* What to work on *
Locate the word "перевірено" in the data below, then copy every line that holds it.

* Recorded information *
☆ ☆ ☆ ☆ ☆

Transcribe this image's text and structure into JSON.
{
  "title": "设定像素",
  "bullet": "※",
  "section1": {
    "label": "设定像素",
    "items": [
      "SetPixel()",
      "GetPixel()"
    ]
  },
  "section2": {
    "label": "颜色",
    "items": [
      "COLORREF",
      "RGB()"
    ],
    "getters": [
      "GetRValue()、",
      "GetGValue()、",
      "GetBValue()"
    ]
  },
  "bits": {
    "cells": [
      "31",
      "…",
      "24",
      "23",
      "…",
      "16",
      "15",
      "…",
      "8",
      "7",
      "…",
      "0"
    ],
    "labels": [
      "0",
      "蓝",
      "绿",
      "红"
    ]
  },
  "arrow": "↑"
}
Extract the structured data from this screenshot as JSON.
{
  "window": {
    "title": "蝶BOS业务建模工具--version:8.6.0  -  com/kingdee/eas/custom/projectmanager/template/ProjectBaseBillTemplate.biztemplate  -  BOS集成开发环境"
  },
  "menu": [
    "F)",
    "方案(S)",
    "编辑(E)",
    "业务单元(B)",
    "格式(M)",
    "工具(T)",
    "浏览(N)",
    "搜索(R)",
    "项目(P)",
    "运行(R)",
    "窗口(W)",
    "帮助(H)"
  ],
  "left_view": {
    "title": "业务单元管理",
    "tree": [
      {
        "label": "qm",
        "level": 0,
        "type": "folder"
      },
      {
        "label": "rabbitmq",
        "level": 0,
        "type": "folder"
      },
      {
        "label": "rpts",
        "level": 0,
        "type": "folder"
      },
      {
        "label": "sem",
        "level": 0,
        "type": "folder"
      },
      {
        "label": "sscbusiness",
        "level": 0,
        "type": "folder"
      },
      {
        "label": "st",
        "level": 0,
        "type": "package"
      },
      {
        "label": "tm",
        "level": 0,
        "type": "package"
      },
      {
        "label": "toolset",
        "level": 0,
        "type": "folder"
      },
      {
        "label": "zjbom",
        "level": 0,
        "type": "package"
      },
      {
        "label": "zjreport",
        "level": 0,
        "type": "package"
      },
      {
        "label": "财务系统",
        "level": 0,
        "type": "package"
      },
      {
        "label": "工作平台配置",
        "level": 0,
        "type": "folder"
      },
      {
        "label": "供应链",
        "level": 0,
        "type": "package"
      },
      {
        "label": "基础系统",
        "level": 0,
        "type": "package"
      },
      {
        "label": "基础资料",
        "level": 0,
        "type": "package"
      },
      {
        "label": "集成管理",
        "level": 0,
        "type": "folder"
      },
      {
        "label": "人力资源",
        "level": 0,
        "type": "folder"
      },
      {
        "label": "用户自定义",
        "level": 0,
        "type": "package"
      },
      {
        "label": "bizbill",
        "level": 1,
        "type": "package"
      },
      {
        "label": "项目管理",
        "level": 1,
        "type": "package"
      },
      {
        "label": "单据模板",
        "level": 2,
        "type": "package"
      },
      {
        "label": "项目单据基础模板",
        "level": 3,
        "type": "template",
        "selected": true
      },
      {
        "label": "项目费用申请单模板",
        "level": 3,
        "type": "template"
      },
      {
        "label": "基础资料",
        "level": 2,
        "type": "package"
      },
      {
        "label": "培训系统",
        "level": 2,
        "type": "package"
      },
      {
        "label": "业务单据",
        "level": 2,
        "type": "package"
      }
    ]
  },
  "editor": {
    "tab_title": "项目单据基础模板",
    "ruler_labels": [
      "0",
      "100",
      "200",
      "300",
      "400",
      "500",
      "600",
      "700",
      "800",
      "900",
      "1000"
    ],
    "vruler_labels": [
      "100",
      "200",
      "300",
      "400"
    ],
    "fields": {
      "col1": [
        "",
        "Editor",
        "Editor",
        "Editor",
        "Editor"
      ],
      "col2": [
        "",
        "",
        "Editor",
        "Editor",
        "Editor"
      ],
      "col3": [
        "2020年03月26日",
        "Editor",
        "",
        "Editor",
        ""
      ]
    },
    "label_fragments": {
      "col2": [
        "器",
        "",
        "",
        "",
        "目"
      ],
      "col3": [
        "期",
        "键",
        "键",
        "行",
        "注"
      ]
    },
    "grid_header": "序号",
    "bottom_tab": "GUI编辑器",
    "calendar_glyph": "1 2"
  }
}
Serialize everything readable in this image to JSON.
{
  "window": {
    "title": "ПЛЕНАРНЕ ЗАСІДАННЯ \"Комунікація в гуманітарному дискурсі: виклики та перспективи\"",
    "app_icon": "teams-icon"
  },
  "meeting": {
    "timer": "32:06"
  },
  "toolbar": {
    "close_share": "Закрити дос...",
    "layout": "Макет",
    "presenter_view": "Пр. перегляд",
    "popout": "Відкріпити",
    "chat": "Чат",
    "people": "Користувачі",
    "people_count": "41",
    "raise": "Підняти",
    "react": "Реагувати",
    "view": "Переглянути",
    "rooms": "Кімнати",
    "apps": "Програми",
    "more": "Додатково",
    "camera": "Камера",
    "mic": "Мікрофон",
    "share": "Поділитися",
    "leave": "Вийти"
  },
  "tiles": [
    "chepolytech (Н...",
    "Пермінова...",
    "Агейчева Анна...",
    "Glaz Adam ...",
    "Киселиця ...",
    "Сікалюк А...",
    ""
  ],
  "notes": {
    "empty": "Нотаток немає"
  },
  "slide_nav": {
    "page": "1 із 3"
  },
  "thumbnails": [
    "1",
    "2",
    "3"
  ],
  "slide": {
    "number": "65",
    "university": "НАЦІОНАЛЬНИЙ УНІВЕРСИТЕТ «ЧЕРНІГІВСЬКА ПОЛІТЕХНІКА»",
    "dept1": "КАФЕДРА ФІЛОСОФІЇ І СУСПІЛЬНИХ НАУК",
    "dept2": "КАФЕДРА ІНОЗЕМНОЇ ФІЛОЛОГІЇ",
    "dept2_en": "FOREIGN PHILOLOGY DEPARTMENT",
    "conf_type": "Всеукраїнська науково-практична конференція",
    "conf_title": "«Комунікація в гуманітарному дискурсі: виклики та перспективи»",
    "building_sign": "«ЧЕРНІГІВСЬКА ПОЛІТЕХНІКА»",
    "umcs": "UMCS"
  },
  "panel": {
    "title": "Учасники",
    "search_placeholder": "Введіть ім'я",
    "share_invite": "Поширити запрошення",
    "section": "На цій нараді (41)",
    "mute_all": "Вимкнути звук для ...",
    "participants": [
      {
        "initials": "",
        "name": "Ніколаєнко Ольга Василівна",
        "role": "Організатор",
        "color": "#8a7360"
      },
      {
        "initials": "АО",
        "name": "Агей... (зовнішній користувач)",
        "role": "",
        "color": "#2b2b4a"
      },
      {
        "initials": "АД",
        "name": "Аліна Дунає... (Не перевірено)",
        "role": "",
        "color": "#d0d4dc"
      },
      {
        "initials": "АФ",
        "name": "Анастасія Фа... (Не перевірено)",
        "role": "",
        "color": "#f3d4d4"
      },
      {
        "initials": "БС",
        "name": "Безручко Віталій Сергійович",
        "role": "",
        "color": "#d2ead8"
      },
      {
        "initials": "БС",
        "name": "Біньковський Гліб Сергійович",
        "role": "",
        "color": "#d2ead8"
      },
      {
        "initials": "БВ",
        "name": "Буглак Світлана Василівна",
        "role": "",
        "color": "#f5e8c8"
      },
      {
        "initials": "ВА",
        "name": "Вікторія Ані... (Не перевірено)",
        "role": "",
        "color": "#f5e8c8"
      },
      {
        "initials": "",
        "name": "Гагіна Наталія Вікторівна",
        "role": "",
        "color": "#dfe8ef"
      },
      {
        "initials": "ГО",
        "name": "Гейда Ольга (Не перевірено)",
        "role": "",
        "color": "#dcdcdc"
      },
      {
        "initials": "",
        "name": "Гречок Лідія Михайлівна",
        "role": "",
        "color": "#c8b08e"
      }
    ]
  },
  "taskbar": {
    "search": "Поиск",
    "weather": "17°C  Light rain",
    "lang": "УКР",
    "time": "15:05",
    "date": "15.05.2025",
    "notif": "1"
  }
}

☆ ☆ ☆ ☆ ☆

* Exercise answer *
        "name": "Аліна Дунає... (Не перевірено)",
        "name": "Анастасія Фа... (Не перевірено)",
        "name": "Вікторія Ані... (Не перевірено)",
        "name": "Гейда Ольга (Не перевірено)",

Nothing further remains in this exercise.